Education is the Future of a Peaceful World
Lessons from the Dynamics of the Peace Deal in Colombia
Bullets used to shatter lives were transformed into pens to signal the hope of peace in the world when they appeared in the signing of the peace agreement between the Government of Columbia and the FARC (Revolutionary Armed Forces of Colombia) with this message inscribed in Spanish on the sides: “Bullets wrote our past. Education, our future.”
The entire globe enjoyed this moment in September, which declared the end of the last military conflict in Latin America. The bloody civil war had lasted for more than half a century, starting from 1964, and led to the deaths of 220,000 people and the displacement of 5,000,000, but was now finally at the stage of conflict resolution.
Wearing white clothes that showed their intention of peace, 2,500 people including Ban, Ki Moon, current UN Secretary General, John Kerry, US Secretary of State, and Raul Castro, President of the Council of State of Cuba, participated in this historic event and supported the resolution with great determination.
However, the hope of a picturesque, happy-ending soon soured into frustration and disappointment.

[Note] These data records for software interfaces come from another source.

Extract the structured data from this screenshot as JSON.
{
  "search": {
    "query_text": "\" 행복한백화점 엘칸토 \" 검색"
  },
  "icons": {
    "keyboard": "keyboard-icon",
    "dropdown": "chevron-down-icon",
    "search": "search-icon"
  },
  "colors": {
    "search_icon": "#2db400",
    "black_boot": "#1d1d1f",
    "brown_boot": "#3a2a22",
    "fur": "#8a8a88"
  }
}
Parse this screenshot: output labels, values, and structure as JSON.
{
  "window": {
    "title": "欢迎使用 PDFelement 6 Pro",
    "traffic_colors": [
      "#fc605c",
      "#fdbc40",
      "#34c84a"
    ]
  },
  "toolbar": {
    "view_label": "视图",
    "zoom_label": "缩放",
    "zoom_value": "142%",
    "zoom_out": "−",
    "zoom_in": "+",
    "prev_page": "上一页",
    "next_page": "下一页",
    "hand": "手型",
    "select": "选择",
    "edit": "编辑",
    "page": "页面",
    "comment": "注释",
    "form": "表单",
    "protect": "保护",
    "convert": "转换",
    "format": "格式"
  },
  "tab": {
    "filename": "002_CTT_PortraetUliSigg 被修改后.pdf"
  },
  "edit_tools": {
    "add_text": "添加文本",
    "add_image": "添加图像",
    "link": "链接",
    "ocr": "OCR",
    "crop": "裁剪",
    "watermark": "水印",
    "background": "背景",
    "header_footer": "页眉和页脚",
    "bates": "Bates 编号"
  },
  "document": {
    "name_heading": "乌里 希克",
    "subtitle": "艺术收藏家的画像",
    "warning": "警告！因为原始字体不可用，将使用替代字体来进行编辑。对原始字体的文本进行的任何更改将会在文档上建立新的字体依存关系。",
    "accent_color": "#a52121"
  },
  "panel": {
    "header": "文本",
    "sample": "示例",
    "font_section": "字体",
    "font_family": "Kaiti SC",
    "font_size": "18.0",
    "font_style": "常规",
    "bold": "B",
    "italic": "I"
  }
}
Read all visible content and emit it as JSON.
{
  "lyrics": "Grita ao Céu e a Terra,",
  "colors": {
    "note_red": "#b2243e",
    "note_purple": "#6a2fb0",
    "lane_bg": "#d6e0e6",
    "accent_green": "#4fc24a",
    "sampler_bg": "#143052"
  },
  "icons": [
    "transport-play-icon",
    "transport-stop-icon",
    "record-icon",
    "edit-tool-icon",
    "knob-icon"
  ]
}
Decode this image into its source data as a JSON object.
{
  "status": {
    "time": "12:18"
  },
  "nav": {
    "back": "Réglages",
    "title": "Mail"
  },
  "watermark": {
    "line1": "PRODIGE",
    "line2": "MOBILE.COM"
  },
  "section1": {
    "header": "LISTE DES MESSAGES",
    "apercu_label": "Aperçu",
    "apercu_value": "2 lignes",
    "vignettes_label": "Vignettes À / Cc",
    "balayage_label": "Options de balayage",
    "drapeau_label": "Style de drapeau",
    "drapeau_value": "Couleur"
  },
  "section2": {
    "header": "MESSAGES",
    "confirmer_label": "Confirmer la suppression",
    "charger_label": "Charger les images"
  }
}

The result of Colombia’s referendum was a narrow rejection of the peace deal. The division of public opinion in the country quickly ensued, while the world faced bewilderment at the rejection and has since tried to understand why this happened.

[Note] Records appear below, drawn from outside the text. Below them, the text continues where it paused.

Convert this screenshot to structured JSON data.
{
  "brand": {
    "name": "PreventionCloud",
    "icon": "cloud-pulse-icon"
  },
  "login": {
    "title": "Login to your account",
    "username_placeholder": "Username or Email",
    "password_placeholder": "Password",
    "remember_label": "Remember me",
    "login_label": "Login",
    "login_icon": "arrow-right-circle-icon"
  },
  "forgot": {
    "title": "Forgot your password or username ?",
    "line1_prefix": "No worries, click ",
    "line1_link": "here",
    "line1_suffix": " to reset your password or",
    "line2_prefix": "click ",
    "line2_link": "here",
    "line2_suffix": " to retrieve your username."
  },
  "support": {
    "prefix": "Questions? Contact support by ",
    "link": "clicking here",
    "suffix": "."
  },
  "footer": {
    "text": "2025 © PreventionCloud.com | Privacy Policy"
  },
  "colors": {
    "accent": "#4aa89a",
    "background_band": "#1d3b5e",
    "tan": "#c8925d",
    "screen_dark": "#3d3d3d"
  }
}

Media coverage now shows some of the major causes for the rejection. First, there was a clear injustice as the peace accord gave great leniency to those in the FARC who violated human rights against citizens. Second, the FARC’s participation in congress with guaranteed seats that was agreed upon as a means of integrating the members back into society was criticized as an undemocratic decision. Third, according to The Washington Post, adverse weather conditions, such as a hurricane and heavy rain, were partly to blame.

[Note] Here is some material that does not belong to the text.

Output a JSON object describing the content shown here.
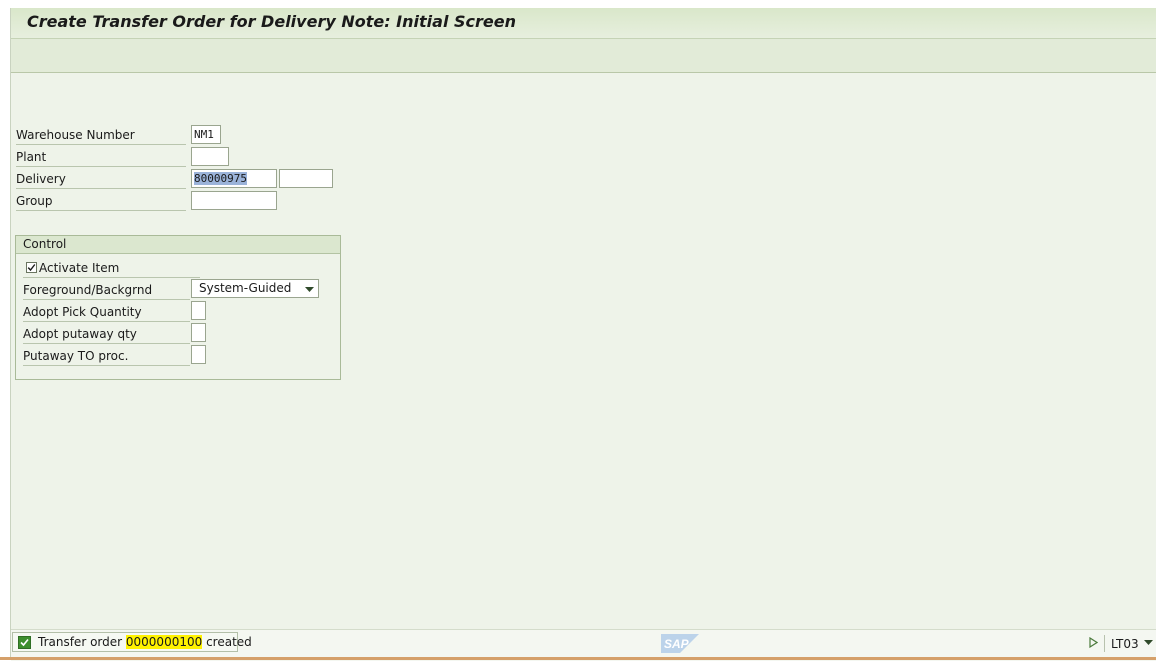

National sentiment also weighed heavily against the peace deal. According to the United States Institute of Peace, the higher education offered to the FARC as a benefit of the peace deal inflicted reverse discrimination against the majority of Colombian citizens since that type of quality education has been unattainable for them.
This calls attention to, and shows the necessity of, the message inscribed on the bullets-turned-pens used in the peace deal. Colombia’s future vision for a world of peace that overcomes the prevalence of war must be founded on education.
The absence of quality education for the majority of Colombians has resulted in controversy over the benefits given to the FARC as a result of the peace deal. Peace in Colombia depends on the extent to which people can gain access to equal opportunities in education, through which students learn the values of a coexistence based on peace in their country. This again demands support from the international community, especially civil society groups.
Colombia is now faced with the responsibility to enhance democracy and the quality of life for its citizens. As the UN Sustainable Development Goals suggest, education has been offered as Colombia’s future, which was symbolized by the pen that had been created from a bullet. In the signing of a new and revised peace deal, the pen reappeared.Now the implementation of the peace deal, with its vision of peace based on education, will be the next step.
HWPL, an international NGO under the United Nations Department of Public Information (UN DPI), has proposed peace education as a global peace project. Based on the Declaration of Peace and Cessation of War (DPCW) created in 2016, which reaffirmed the necessity of global efforts of peacebuilding through a culture of peace, education institutions in many countries including India, the Philippines and Israel have been designated as HWPL Peace Academies to conduct peace education for students and citizens.